During the Antarctic Spring, the ozone layer can reach less than 1 mm (100 DU). If the value is below 220 UD (corresponds to 2.2 mm), a hole is already taken into account. And whoever is under the hole can suffer from the severity of the solar radiation.
“Even without the hole, there was very strong radiation. And our experiments have already shown a correlation between the thickness of the ozone layer and DNA damage, particularly from the action of type B ultraviolet. [que deixa de ser bloqueado pela camada]”Says Menck.
Injuries and mutations in DNA are among the main factors contributing to the development of cancer. Ultimately, life on earth could be wiped out without the protection of the ozone layer.
On September 20, 2020, the hole reached the size of 25 million square kilometers, almost twice the area of the entire Antarctic continent and even larger than the area of Russia, the largest country with territorial expansion NASA.
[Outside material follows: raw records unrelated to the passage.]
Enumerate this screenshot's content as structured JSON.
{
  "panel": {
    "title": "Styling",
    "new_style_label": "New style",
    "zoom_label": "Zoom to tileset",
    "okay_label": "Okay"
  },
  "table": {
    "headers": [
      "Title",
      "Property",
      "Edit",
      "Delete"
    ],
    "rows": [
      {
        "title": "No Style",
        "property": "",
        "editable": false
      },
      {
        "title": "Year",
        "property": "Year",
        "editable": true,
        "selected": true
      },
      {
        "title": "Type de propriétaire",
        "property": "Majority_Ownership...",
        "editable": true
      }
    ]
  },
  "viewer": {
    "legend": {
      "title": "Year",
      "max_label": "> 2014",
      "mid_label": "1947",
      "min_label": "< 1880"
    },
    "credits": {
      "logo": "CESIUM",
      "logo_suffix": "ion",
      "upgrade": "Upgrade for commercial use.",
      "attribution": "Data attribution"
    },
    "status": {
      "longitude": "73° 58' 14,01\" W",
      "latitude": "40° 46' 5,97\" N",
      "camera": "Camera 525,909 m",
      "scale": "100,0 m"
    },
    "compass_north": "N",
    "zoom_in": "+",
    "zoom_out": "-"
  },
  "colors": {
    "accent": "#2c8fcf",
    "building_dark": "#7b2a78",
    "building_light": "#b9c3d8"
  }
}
Since the negotiations that led countries to sign the Montreal Protocol in the late 1980s, emissions of so-called CFCs (chlorofluorocarbons) have been reduced, gases have been used for applications such as refrigeration and aerosols, which accelerate ozone depletion, and the stratospheric layer has stabilized.
The expectation is that recovery to pre-1980 levels, if all goes well, will take between 60 and 100 years, reports Paulo Artaxo, professor at USP and student of atmospheric physics.
However, there has been a slowdown since the middle of the last decade as gases continue to be emitted that deplete the ozone layer. According to researchers from MIT and the universities of Sussex and the state of Colorado, they defend themselves in an article published in 2020 in the journal Nature Communications. Despite the success achieved so far, it is time to update the Guidelines to Protect the Ozone Layer, boasting longer an accomplishment of the last century.